(Website and app data records)
+---+
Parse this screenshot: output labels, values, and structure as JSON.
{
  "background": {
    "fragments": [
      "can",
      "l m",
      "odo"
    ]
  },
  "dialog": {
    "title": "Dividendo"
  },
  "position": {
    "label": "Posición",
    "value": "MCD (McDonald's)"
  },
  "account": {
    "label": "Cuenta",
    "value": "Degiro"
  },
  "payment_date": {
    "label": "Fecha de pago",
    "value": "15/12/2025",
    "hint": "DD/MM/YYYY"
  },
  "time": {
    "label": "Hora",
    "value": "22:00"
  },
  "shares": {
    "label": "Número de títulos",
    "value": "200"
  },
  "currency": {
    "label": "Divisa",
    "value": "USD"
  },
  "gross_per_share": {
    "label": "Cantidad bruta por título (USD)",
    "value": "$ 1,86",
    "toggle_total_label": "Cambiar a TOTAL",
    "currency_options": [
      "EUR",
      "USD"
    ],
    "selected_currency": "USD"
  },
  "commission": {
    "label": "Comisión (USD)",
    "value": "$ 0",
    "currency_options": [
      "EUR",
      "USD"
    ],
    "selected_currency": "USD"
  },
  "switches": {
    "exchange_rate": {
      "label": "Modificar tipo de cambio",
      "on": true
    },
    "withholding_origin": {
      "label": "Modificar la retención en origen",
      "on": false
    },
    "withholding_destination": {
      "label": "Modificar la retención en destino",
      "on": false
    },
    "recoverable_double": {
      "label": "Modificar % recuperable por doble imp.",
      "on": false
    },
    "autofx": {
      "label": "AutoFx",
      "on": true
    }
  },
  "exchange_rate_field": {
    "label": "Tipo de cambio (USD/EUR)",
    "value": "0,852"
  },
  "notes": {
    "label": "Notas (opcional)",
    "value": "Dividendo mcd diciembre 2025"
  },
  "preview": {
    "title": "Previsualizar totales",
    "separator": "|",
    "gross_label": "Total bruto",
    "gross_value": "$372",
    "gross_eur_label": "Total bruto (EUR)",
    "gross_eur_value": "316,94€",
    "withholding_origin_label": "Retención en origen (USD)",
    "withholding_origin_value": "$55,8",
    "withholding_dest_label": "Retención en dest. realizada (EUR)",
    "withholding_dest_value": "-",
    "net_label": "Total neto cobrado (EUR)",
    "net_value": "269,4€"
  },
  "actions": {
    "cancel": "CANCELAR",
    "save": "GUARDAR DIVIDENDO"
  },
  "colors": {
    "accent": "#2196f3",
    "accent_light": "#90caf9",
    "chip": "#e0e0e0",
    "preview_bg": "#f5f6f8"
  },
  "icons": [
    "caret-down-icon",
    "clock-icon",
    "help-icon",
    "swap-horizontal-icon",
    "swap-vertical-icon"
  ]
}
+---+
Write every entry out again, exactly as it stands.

Parse this screenshot: output labels, values, and structure as JSON.
{
  "background": {
    "fragments": [
      "can",
      "l m",
      "odo"
    ]
  },
  "dialog": {
    "title": "Dividendo"
  },
  "position": {
    "label": "Posición",
    "value": "MCD (McDonald's)"
  },
  "account": {
    "label": "Cuenta",
    "value": "Degiro"
  },
  "payment_date": {
    "label": "Fecha de pago",
    "value": "15/12/2025",
    "hint": "DD/MM/YYYY"
  },
  "time": {
    "label": "Hora",
    "value": "22:00"
  },
  "shares": {
    "label": "Número de títulos",
    "value": "200"
  },
  "currency": {
    "label": "Divisa",
    "value": "USD"
  },
  "gross_per_share": {
    "label": "Cantidad bruta por título (USD)",
    "value": "$ 1,86",
    "toggle_total_label": "Cambiar a TOTAL",
    "currency_options": [
      "EUR",
      "USD"
    ],
    "selected_currency": "USD"
  },
  "commission": {
    "label": "Comisión (USD)",
    "value": "$ 0",
    "currency_options": [
      "EUR",
      "USD"
    ],
    "selected_currency": "USD"
  },
  "switches": {
    "exchange_rate": {
      "label": "Modificar tipo de cambio",
      "on": true
    },
    "withholding_origin": {
      "label": "Modificar la retención en origen",
      "on": false
    },
    "withholding_destination": {
      "label": "Modificar la retención en destino",
      "on": false
    },
    "recoverable_double": {
      "label": "Modificar % recuperable por doble imp.",
      "on": false
    },
    "autofx": {
      "label": "AutoFx",
      "on": true
    }
  },
  "exchange_rate_field": {
    "label": "Tipo de cambio (USD/EUR)",
    "value": "0,852"
  },
  "notes": {
    "label": "Notas (opcional)",
    "value": "Dividendo mcd diciembre 2025"
  },
  "preview": {
    "title": "Previsualizar totales",
    "separator": "|",
    "gross_label": "Total bruto",
    "gross_value": "$372",
    "gross_eur_label": "Total bruto (EUR)",
    "gross_eur_value": "316,94€",
    "withholding_origin_label": "Retención en origen (USD)",
    "withholding_origin_value": "$55,8",
    "withholding_dest_label": "Retención en dest. realizada (EUR)",
    "withholding_dest_value": "-",
    "net_label": "Total neto cobrado (EUR)",
    "net_value": "269,4€"
  },
  "actions": {
    "cancel": "CANCELAR",
    "save": "GUARDAR DIVIDENDO"
  },
  "colors": {
    "accent": "#2196f3",
    "accent_light": "#90caf9",
    "chip": "#e0e0e0",
    "preview_bg": "#f5f6f8"
  },
  "icons": [
    "caret-down-icon",
    "clock-icon",
    "help-icon",
    "swap-horizontal-icon",
    "swap-vertical-icon"
  ]
}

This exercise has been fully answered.